All week Patrick Crowe had been looking forward to catching up with his mates on Saturday night.
But as Saturday night turned into Sunday morning, Mr Crowe and two friends were confronted by a group of four or five men as they walked on Argyle Street, Parramatta.
The 22-year-old apprentice chef was stabbed on the left side of his abdomen and taken to Westmead Hospital. He died five hours later, at 7am yesterday, after emergency surgery. Today, his boss at the Park Avenue Cafe in Hurstville said it would be a different place without him.
"There's a different mood in the place today," owner Daniel Pittman said. "He was a very kind person, very easygoing, easy to talk to. He never really got too upset with anything - he was a happy-go-lucky type of guy.
"He was here at the cafe a lot, he worked long hours and was involved in pretty much every part of the kitchen. He was a very involved team member. Naturally everyone here is pretty upset, even customers."
Mr Crowe had a big circle of friends from Pendle Hill, where he grew up, and in Mortdale, where he lived, Mr Pittman said.
"He was a really good friend to his friends. He'd been talking about going out with them, he was pretty excited."

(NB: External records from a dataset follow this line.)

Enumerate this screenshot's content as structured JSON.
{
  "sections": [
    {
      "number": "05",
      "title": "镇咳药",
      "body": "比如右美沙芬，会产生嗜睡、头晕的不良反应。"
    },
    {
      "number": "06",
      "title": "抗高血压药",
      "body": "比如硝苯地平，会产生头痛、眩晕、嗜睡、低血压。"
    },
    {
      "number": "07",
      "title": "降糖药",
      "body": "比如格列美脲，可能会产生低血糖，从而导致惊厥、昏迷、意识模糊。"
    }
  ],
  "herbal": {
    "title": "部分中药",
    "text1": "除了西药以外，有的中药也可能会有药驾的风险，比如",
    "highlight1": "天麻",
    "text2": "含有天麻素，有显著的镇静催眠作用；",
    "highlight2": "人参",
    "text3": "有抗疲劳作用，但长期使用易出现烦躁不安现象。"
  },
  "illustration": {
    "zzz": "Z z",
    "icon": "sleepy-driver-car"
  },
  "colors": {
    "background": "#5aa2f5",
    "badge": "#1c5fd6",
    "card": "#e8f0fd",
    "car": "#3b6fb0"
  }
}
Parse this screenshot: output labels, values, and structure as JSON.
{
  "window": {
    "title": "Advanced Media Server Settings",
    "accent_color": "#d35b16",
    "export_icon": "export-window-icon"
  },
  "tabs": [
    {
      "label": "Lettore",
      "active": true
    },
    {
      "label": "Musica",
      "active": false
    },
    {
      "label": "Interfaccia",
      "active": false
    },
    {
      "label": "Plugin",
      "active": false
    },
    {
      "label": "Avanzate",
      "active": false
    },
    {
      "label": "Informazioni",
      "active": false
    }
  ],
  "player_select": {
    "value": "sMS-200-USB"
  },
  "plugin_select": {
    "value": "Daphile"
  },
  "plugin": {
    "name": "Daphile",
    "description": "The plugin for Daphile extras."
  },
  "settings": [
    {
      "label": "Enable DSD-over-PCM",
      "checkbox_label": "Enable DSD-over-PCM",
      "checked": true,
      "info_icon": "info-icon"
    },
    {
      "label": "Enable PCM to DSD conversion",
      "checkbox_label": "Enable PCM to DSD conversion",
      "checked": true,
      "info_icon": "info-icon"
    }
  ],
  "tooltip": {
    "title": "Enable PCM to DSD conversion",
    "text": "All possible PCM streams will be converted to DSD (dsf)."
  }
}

Friends have set up a memorial page on Facebook, posting photos of Mr Crowe out with friends or posing in his chef whites.
"You could b [sic] miles apart but you are always in our hearts," one person wrote.
Justin Byrnes said Mr Crowe was his best friend and "things will never be the same again".
"I'm lost in the world without him!" he wrote.
I've just left this young man's family and we're trying to explain ... how [their] son goes out last night for a night out and isn't coming home this morning
Another friend said: "will never [forget] the xmas patty spent with us, the first time I ever met him. Won my mum's heart with a cup of tea and some toast..... heart of gold..."
Yesterday Superintendent Robert Redfern said the death of Mr Crowe, who would have turned 23 early next month, had left police trying to explain to his family what went wrong.
"I've just left this young man's family and we're trying to explain ... how [their] son goes out last night for a night out and isn't coming home this morning," Superintendent Redfern said.
"That's one of the worst things you do as a police officer. We can't explain it."
Superintendent Redfern said knives were "easily as dangerous as a gun".
"In this circumstance, they are a readily fatal weapon," he said.
Police urge witnesses to phone Crime Stoppers on 1800 333 000.
- with AAP